Now, smallbeer supports effective anti-drink-driving measures. But there are one or two unintended consequences of these new rules that craft-beer drinkers may find interesting and/or concerning.
I was talking to a local brewmaster today about one of his more powerful beers, and casually asked if there were plans for more products at the imperial end of the ABV spectrum. "The opposite," he replied, "with these new alcohol laws coming out, our strategy will probably shift into more sessionable beers."

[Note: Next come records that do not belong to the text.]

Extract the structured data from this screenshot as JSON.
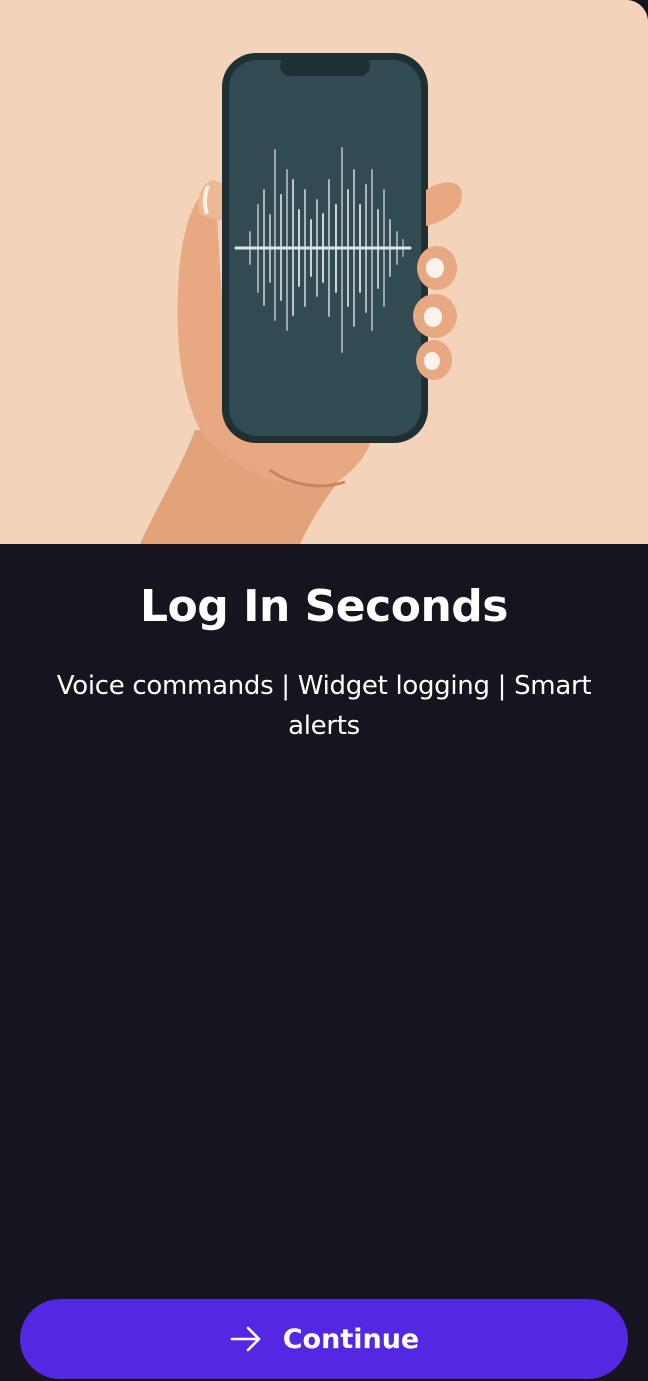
{
  "onboarding": {
    "illustration": "hand-holding-phone-with-voice-waveform",
    "title": "Log In Seconds",
    "subtitle": "Voice commands | Widget logging | Smart alerts",
    "continue_label": "Continue",
    "continue_icon": "arrow-right-icon"
  },
  "colors": {
    "background": "#16141f",
    "illustration_background": "#f4d3bb",
    "accent": "#5428e3",
    "text": "#ffffff"
  }
}
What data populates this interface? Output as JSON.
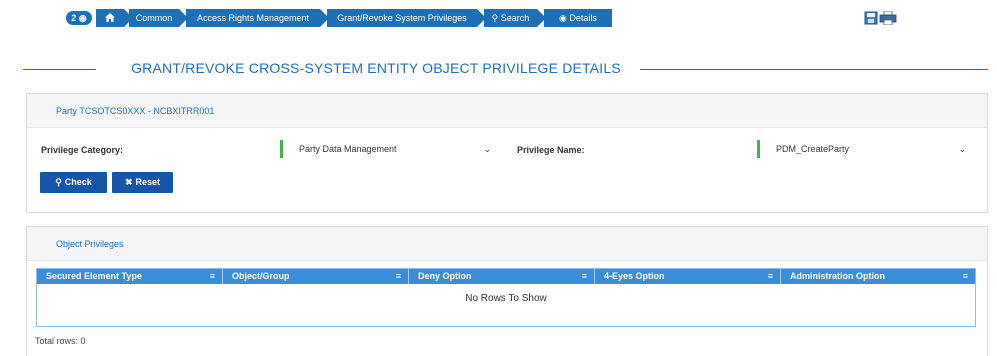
{
  "breadcrumb": {
    "badge": "2",
    "badge_icon": "eye-icon",
    "items": [
      {
        "label": "",
        "icon": "home-icon"
      },
      {
        "label": "Common"
      },
      {
        "label": "Access Rights Management"
      },
      {
        "label": "Grant/Revoke System Privileges"
      },
      {
        "label": "Search",
        "icon": "search-icon"
      },
      {
        "label": "Details",
        "icon": "eye-icon"
      }
    ]
  },
  "toolbar": {
    "icons": [
      "save-icon",
      "print-icon"
    ]
  },
  "page": {
    "title": "GRANT/REVOKE CROSS-SYSTEM ENTITY OBJECT PRIVILEGE DETAILS"
  },
  "party_panel": {
    "header": "Party TCSOTCS0XXX - NCBXITRR001",
    "privilege_category_label": "Privilege Category:",
    "privilege_category_value": "Party Data Management",
    "privilege_name_label": "Privilege Name:",
    "privilege_name_value": "PDM_CreateParty",
    "check_label": "Check",
    "reset_label": "Reset"
  },
  "object_privileges": {
    "header": "Object Privileges",
    "columns": [
      "Secured Element Type",
      "Object/Group",
      "Deny Option",
      "4-Eyes Option",
      "Administration Option"
    ],
    "empty_text": "No Rows To Show",
    "total_rows": "Total rows: 0"
  },
  "colors": {
    "accent": "#1f6fb6",
    "grid_header": "#3a8ed9",
    "required_marker": "#45b34a"
  }
}
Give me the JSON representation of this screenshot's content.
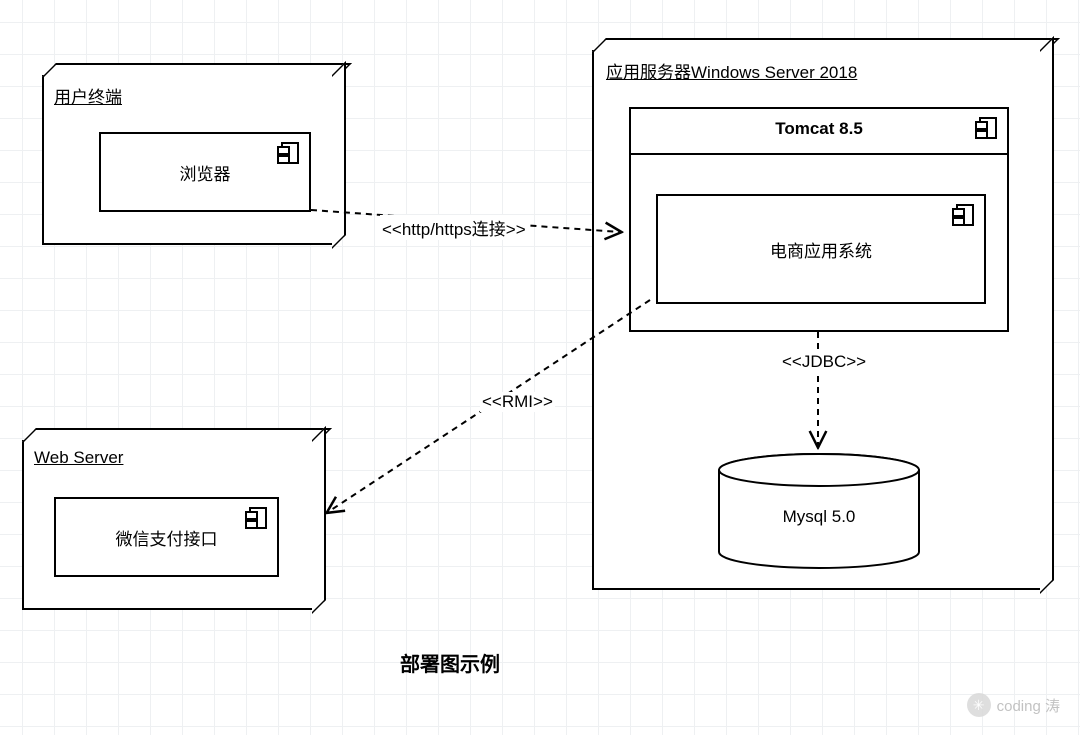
{
  "nodes": {
    "client": {
      "title": "用户终端",
      "component": "浏览器"
    },
    "appserver": {
      "title": "应用服务器Windows Server 2018",
      "tomcat": "Tomcat 8.5",
      "app": "电商应用系统",
      "db": "Mysql 5.0"
    },
    "webserver": {
      "title": "Web Server",
      "component": "微信支付接口"
    }
  },
  "connections": {
    "http": "<<http/https连接>>",
    "jdbc": "<<JDBC>>",
    "rmi": "<<RMI>>"
  },
  "caption": "部署图示例",
  "watermark": "coding 涛"
}
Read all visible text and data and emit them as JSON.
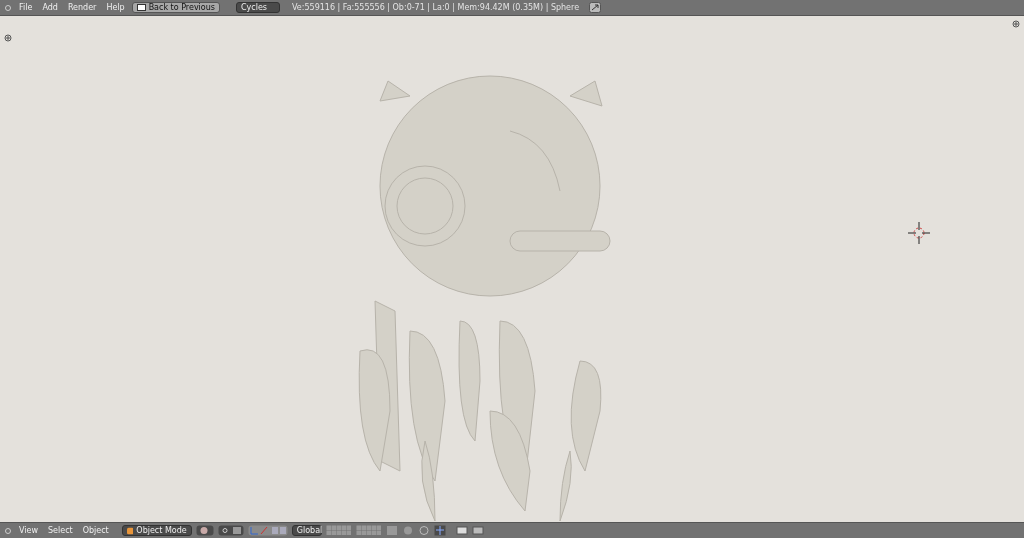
{
  "top_bar": {
    "menus": [
      "File",
      "Add",
      "Render",
      "Help"
    ],
    "back_button": "Back to Previous",
    "render_engine": "Cycles",
    "stats": "Ve:559116 | Fa:555556 | Ob:0-71 | La:0 | Mem:94.42M (0.35M) | Sphere"
  },
  "bottom_bar": {
    "menus": [
      "View",
      "Select",
      "Object"
    ],
    "mode": "Object Mode",
    "orientation": "Global"
  }
}
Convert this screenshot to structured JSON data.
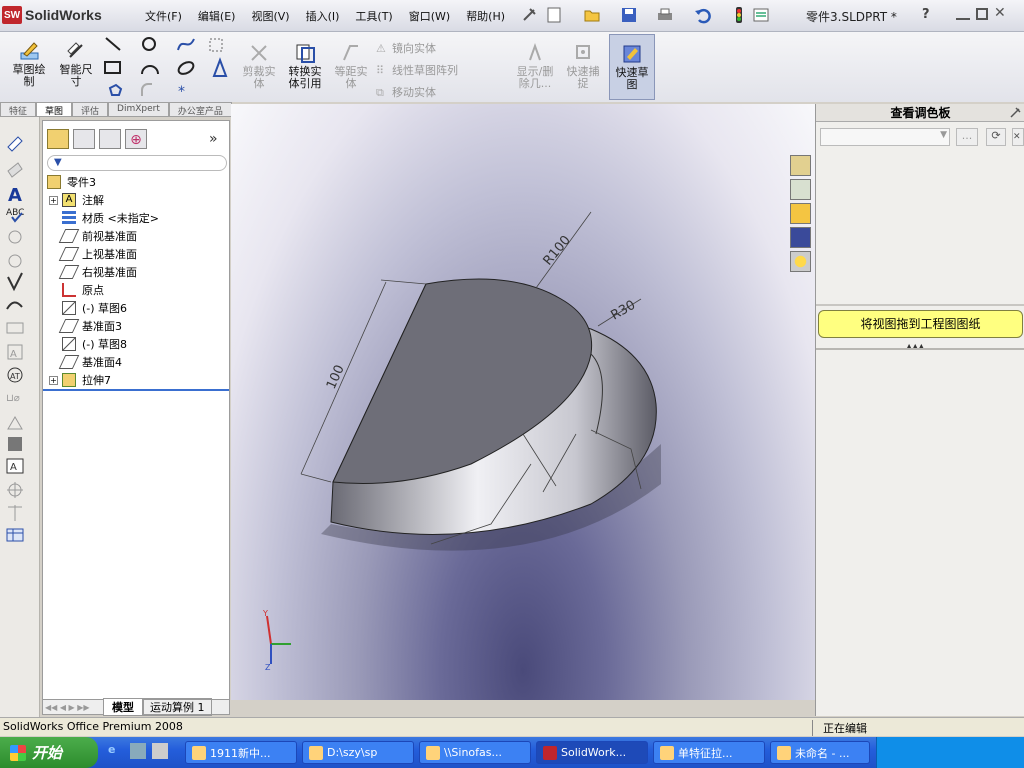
{
  "title_bar": {
    "app_name": "SolidWorks",
    "logo_badge": "SW",
    "document_title": "零件3.SLDPRT *",
    "menus": [
      "文件(F)",
      "编辑(E)",
      "视图(V)",
      "插入(I)",
      "工具(T)",
      "窗口(W)",
      "帮助(H)"
    ],
    "help_label": "?"
  },
  "command_manager": {
    "buttons": [
      {
        "label": "草图绘\n制"
      },
      {
        "label": "智能尺\n寸"
      },
      {
        "label": "剪裁实\n体"
      },
      {
        "label": "转换实\n体引用"
      },
      {
        "label": "等距实\n体"
      },
      {
        "label": "镜向实体"
      },
      {
        "label": "线性草图阵列"
      },
      {
        "label": "移动实体"
      },
      {
        "label": "显示/删\n除几..."
      },
      {
        "label": "快速捕\n捉"
      },
      {
        "label": "快速草\n图"
      }
    ]
  },
  "tabs": [
    "特征",
    "草图",
    "评估",
    "DimXpert",
    "办公室产品"
  ],
  "active_tab": "草图",
  "feature_tree": {
    "root": "零件3",
    "items": [
      {
        "label": "注解",
        "icon": "annotation-icon",
        "expandable": true
      },
      {
        "label": "材质 <未指定>",
        "icon": "material-icon",
        "expandable": false
      },
      {
        "label": "前视基准面",
        "icon": "plane-icon",
        "expandable": false
      },
      {
        "label": "上视基准面",
        "icon": "plane-icon",
        "expandable": false
      },
      {
        "label": "右视基准面",
        "icon": "plane-icon",
        "expandable": false
      },
      {
        "label": "原点",
        "icon": "origin-icon",
        "expandable": false
      },
      {
        "label": "(-) 草图6",
        "icon": "sketch-icon",
        "expandable": false
      },
      {
        "label": "基准面3",
        "icon": "plane-icon",
        "expandable": false
      },
      {
        "label": "(-) 草图8",
        "icon": "sketch-icon",
        "expandable": false
      },
      {
        "label": "基准面4",
        "icon": "plane-icon",
        "expandable": false
      },
      {
        "label": "拉伸7",
        "icon": "extrude-icon",
        "expandable": true
      }
    ],
    "bottom_tabs": [
      "模型",
      "运动算例 1"
    ]
  },
  "viewport": {
    "dimensions": [
      "R100",
      "R30",
      "100"
    ]
  },
  "task_pane": {
    "title": "查看调色板",
    "drag_hint": "将视图拖到工程图图纸",
    "browse_label": "..."
  },
  "status_bar": {
    "left": "SolidWorks Office Premium 2008",
    "right": "正在编辑"
  },
  "taskbar": {
    "start": "开始",
    "tasks": [
      "1911新中...",
      "D:\\szy\\sp",
      "\\\\Sinofas...",
      "SolidWork...",
      "单特征拉...",
      "未命名 - ..."
    ]
  },
  "colors": {
    "accent_yellow": "#ffff80",
    "taskbar_blue": "#245edb",
    "start_green": "#3a9a3a"
  }
}
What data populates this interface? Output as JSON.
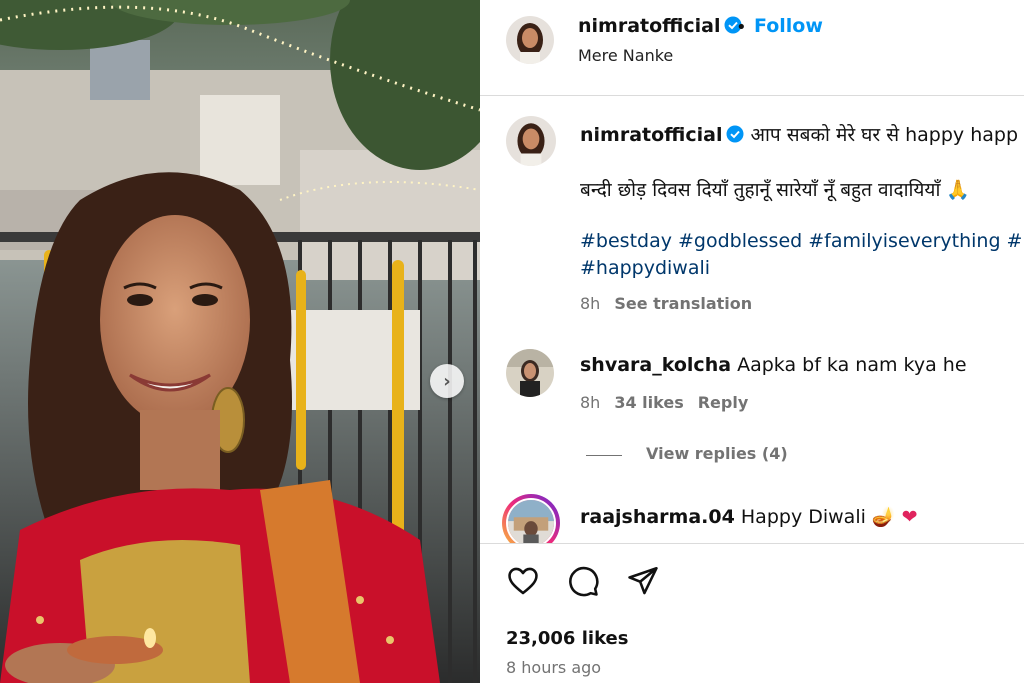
{
  "post": {
    "username": "nimratofficial",
    "follow_label": "Follow",
    "dot": "•",
    "location": "Mere Nanke"
  },
  "caption": {
    "username": "nimratofficial",
    "line1": "आप सबको मेरे घर से happy happ",
    "line2": "बन्दी छोड़ दिवस दियाँ तुहानूँ सारेयाँ नूँ बहुत वादायियाँ",
    "hashtags_line1": [
      "#bestday",
      "#godblessed",
      "#familyiseverything",
      "#love"
    ],
    "hashtags_line2": "#happydiwali",
    "age": "8h",
    "see_translation": "See translation"
  },
  "comments": [
    {
      "username": "shvara_kolcha",
      "text": "Aapka bf ka nam kya he",
      "age": "8h",
      "likes": "34 likes",
      "reply_label": "Reply",
      "view_replies": "View replies (4)"
    },
    {
      "username": "raajsharma.04",
      "text": "Happy Diwali"
    }
  ],
  "actions": {
    "likes": "23,006 likes",
    "time": "8 hours ago"
  },
  "icons": {
    "verified": "verified-badge-icon",
    "like": "heart-icon",
    "comment": "comment-bubble-icon",
    "share": "paper-plane-icon",
    "next": "chevron-right-icon"
  },
  "colors": {
    "accent": "#0095f6",
    "hashtag": "#00376b",
    "muted": "#737373",
    "saree": "#d0122a",
    "gold": "#c9a13f"
  }
}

The brewmaster in question works at a popular brewpub, which is off the beaten track. Many of the regulars probably have to drive there. A single pint of strong ale is likely to put you into "warning" territory under the new legislation. And when the profit margin on a stronger beer is only slightly higher than a ~5% lager — you can sympathise with the focus on beers that patrons can drink without losing their license.
I expect that these rules will have a minimal effect, but brewpubs in particular will certainly take them into consideration. This could mean a thinning out of local choices when it comes to bigger beers. It might also tempt brewers to tone down existing brews to keep them street-legal.
On the flipside, if driving to pubs becomes less possible — which declining suburbia would also hasten — we might see a growth in smaller, local neighborhood pubs. These pubs will be nestled in communities, they will respond to local needs, and produce and serve quality beers using local ingredients for a discerning clientele who can walk in at anytime to enjoy comradeship and togetherness with their fellow man!
Or possibly we'll all end up drinking at home on our own. In the dark. On the internet.
At least there's no Keno machine in your living room...
Posted by Dan at 10:24 AM